(Stored data entries)
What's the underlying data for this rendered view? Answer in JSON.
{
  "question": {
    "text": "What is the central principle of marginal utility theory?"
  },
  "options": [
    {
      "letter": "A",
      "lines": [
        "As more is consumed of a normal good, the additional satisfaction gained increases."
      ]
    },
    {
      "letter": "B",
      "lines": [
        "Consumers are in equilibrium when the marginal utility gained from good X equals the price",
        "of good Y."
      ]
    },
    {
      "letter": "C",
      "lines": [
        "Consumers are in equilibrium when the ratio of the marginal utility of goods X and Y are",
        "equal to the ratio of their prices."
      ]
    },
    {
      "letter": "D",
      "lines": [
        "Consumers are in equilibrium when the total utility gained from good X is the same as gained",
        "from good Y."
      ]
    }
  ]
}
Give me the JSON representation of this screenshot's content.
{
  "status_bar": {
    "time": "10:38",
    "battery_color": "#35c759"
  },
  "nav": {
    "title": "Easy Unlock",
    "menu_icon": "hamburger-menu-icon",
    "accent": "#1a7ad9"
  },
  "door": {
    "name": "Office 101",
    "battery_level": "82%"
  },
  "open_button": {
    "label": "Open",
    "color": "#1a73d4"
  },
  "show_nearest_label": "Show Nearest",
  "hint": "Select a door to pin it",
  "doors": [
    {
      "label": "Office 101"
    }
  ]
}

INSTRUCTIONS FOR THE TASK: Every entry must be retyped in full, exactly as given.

EXPECTED ANSWER:
What's the underlying data for this rendered view? Answer in JSON.
{
  "question": {
    "text": "What is the central principle of marginal utility theory?"
  },
  "options": [
    {
      "letter": "A",
      "lines": [
        "As more is consumed of a normal good, the additional satisfaction gained increases."
      ]
    },
    {
      "letter": "B",
      "lines": [
        "Consumers are in equilibrium when the marginal utility gained from good X equals the price",
        "of good Y."
      ]
    },
    {
      "letter": "C",
      "lines": [
        "Consumers are in equilibrium when the ratio of the marginal utility of goods X and Y are",
        "equal to the ratio of their prices."
      ]
    },
    {
      "letter": "D",
      "lines": [
        "Consumers are in equilibrium when the total utility gained from good X is the same as gained",
        "from good Y."
      ]
    }
  ]
}
Give me the JSON representation of this screenshot's content.
{
  "status_bar": {
    "time": "10:38",
    "battery_color": "#35c759"
  },
  "nav": {
    "title": "Easy Unlock",
    "menu_icon": "hamburger-menu-icon",
    "accent": "#1a7ad9"
  },
  "door": {
    "name": "Office 101",
    "battery_level": "82%"
  },
  "open_button": {
    "label": "Open",
    "color": "#1a73d4"
  },
  "show_nearest_label": "Show Nearest",
  "hint": "Select a door to pin it",
  "doors": [
    {
      "label": "Office 101"
    }
  ]
}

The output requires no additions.